By: Mark Thomas, COGENCY GLOBAL on Wed, Nov 25, 2020

Agents for Service of Process - Process Agent - Registered Agent - Special Agency AppointmentIn the representation and compliance business, the phrase ‘agent for service of process’ comes up quite frequently. It’s a broad term used to denote which individual or company is officially responsible for accepting legal documents on a company’s behalf.

There are different terms used for agents for service of process, depending on the context of the agent’s appointment. We’ve outlined a few common examples below.

What is a Process Agent?

In cross-border loan transactions, lenders will often require the appointment of a U.S.-based process agent to receive service of process (SOP) on behalf of a foreign borrower. The loan and/or note agreement governing the transaction will spell out the identity and location of the process agent. Naming a process agent gives the lender comfort that, in case of a default, service on the foreign borrower can be completed in the United States.

For more information, read our white paper What is the Role of a Process Agent?

What is a Registered Agent?

A company that is forming or qualifying to do business in a certain jurisdiction often must appoint a registered agent to receive SOP on behalf of the company in that jurisdiction. The registered agent serves as a legal address where someone is physically available during normal business hours to receive official notices and documents from the state.  Failure to maintain a registered agent can lead to penalties or even revocation of a company’s authority to do business in a given jurisdiction.

Note that some states in the U.S. distinguish further between commercial registered agents and non-commercial registered agents

What is Special Agency?

A special agency arises when a unit of government requires an agent for service of process as part of its own registration process. An out-of-state company registering with a Department of Insurance, Department of Transportation, Attorney General’s office, or similar government agency will often be called on to appoint an agent for SOP located in the jurisdiction. This appointment is separate and distinct from the appointment of the registered agent with the Secretary of State.

Here is a sampling of some of the agencies/industries that require a special agency appointment:

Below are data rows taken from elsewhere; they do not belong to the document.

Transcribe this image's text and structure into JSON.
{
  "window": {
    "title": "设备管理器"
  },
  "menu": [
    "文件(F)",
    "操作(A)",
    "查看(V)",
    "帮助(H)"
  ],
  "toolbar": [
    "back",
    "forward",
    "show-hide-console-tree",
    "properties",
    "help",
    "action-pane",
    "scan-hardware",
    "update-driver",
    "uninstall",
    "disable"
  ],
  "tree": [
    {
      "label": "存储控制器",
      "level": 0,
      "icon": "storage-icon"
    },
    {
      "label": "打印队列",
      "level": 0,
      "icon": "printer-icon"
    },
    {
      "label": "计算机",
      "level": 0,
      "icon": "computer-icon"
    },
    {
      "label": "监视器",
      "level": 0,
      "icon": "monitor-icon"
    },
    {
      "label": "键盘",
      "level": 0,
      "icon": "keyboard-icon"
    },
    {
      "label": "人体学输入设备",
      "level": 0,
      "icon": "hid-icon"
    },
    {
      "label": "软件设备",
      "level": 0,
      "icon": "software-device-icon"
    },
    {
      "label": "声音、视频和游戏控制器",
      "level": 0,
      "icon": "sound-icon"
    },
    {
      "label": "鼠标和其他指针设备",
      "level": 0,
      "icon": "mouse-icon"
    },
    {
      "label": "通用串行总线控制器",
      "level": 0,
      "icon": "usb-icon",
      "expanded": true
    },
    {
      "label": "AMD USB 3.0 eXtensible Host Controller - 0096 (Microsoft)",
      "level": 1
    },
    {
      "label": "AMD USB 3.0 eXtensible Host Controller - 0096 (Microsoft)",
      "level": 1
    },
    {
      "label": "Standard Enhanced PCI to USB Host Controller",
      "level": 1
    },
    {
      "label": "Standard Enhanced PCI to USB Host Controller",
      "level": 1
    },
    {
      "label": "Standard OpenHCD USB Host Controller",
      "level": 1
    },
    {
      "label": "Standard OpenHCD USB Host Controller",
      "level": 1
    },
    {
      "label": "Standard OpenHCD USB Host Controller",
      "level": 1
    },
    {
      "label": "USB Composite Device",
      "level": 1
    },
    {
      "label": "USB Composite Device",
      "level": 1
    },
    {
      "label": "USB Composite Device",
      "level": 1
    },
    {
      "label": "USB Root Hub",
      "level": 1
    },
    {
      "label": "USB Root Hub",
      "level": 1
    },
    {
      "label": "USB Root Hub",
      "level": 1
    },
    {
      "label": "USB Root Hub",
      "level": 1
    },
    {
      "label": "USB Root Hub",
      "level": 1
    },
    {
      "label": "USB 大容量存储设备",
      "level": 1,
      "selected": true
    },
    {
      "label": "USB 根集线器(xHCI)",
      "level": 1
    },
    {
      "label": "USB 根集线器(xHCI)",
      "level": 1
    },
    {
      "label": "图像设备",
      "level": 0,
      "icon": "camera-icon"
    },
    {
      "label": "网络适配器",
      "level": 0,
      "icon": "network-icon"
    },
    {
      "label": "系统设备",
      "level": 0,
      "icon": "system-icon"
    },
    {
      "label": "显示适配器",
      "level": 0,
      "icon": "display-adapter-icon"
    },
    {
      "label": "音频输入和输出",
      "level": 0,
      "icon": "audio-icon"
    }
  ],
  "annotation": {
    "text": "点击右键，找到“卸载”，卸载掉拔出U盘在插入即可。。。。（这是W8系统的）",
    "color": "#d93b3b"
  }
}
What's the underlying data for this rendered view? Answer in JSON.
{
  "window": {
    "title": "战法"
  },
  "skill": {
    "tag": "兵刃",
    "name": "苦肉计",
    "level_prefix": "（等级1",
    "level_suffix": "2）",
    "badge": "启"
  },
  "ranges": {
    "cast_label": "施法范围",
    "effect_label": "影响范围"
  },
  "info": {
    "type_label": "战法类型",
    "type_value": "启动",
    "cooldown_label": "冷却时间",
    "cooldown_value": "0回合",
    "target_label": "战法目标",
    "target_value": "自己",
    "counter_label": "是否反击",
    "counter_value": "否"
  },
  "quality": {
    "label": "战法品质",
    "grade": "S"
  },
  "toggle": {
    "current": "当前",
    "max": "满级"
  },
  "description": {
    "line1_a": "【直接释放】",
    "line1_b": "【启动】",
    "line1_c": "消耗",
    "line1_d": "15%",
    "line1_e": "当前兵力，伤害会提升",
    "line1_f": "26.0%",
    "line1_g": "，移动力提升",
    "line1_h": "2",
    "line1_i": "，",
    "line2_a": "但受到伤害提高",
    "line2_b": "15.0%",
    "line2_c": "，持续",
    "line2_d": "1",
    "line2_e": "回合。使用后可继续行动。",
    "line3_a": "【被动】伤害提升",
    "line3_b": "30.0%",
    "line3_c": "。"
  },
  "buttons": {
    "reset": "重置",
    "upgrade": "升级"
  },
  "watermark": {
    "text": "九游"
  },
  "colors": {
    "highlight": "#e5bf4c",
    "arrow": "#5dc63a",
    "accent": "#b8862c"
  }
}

  • Alarm Systems
  • Alcoholic Beverage Control
  • Appraisal Management
  • Department of Banking
  • Collection Agency
  • Contractor’s Board
  • Department of Insurance
  • Employee Leasing
  • Department of Finance/Financial Institutions
  • Federal Motor Carrier Safety Administration (BOC-3 Registration)
  • Department of Labor
  • Mortgage Lending/NMLS
  • C.T. Act/Federal Tobacco Regulation
  • Board of Pharmacy
  • Public Service Commission
  • Public Utility Commission
  • Securities and Exchange Commission
  • Staffing – Conduit
  • State Tobacco Regulation
  • Telemarketing

As the seat of the U.S. federal government, special agency appointments are especially common in Washington D.C.

Determining Which Type of Agency is Needed

Below are a few helpful examples to illustrate when you may need to appoint a registered agent, process agent or special agency.

Types of Agents for Service of Process

Still have questions about which kind of agent for service of process you may need? Get in touch with our team.


This content is provided for informational purposes only and should not be considered, or relied upon, as legal advice.

Topics: Registered Agent, Process Agent, Special Agency Representation